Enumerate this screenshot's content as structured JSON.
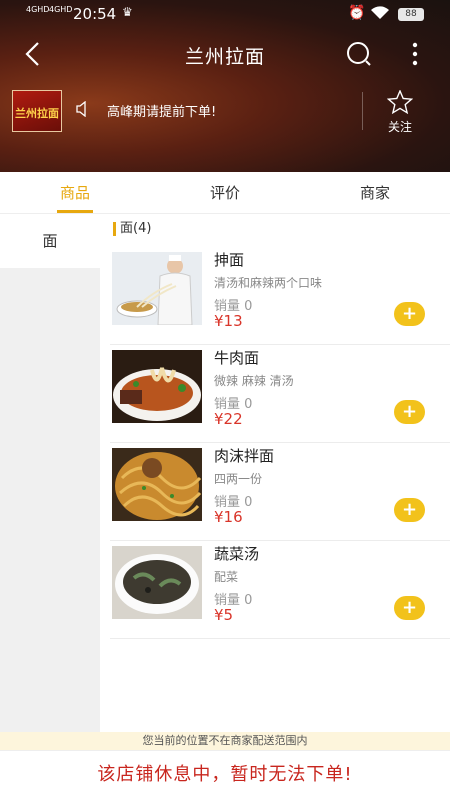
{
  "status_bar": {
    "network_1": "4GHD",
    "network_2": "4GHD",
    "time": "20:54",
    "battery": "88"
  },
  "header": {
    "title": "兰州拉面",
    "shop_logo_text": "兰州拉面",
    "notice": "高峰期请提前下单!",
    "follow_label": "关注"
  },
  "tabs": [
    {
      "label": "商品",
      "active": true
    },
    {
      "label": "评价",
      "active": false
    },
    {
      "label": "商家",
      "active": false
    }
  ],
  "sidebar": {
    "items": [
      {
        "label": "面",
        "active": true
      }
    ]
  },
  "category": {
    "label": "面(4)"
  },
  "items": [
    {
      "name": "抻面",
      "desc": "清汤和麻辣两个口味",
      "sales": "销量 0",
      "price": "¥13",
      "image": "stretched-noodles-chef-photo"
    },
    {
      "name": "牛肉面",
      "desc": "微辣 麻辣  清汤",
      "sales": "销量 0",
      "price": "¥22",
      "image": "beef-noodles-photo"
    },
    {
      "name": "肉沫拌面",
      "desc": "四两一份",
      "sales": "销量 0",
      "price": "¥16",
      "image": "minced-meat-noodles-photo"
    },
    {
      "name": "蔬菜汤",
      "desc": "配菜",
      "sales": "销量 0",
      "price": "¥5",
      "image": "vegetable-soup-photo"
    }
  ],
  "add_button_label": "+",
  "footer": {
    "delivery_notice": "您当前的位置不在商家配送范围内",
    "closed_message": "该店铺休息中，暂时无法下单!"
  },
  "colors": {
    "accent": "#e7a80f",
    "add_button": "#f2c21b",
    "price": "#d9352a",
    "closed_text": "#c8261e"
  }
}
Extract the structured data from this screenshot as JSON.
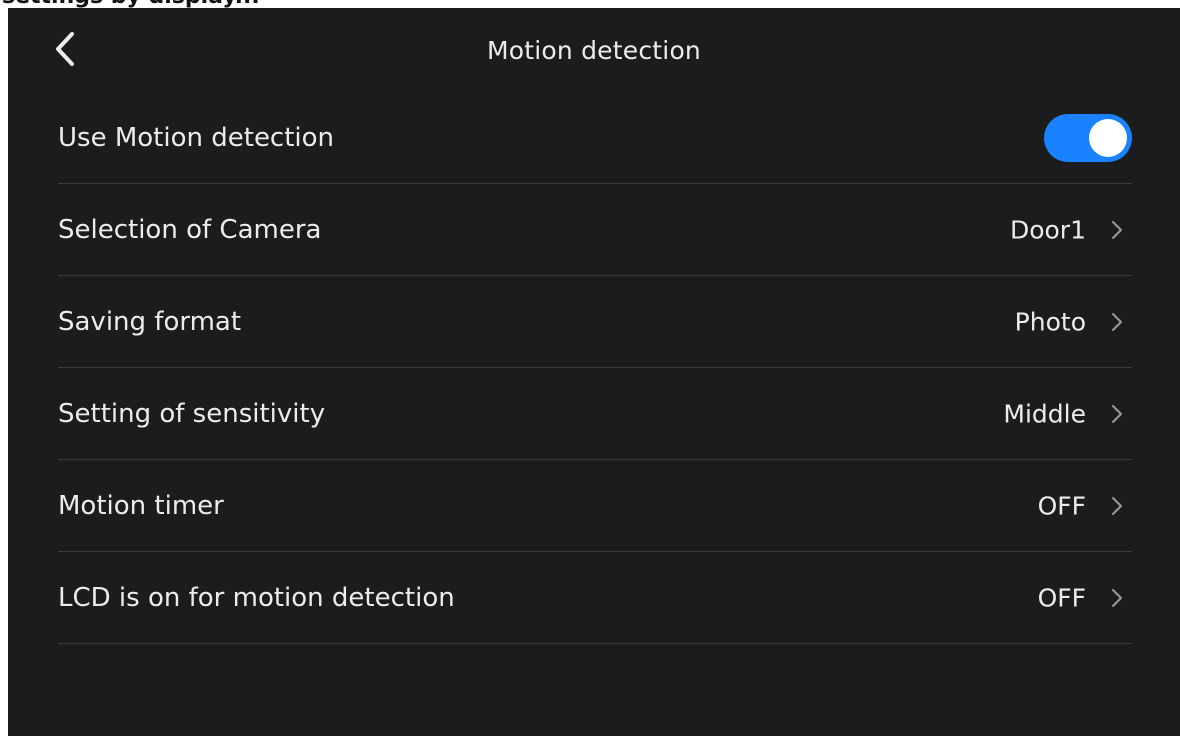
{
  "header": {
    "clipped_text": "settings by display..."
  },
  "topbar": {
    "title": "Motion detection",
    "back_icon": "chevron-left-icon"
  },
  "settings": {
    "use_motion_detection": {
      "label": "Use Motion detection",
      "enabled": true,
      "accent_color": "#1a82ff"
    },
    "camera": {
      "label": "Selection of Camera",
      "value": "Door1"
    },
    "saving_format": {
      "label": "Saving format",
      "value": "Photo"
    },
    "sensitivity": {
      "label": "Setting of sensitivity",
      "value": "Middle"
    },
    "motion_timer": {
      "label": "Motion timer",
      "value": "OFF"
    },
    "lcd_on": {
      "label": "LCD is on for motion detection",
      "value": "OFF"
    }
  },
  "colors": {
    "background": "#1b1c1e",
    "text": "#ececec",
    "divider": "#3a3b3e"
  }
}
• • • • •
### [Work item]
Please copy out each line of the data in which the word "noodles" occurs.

### [Written solution]
      "image": "stretched-noodles-chef-photo"
      "image": "beef-noodles-photo"
      "image": "minced-meat-noodles-photo"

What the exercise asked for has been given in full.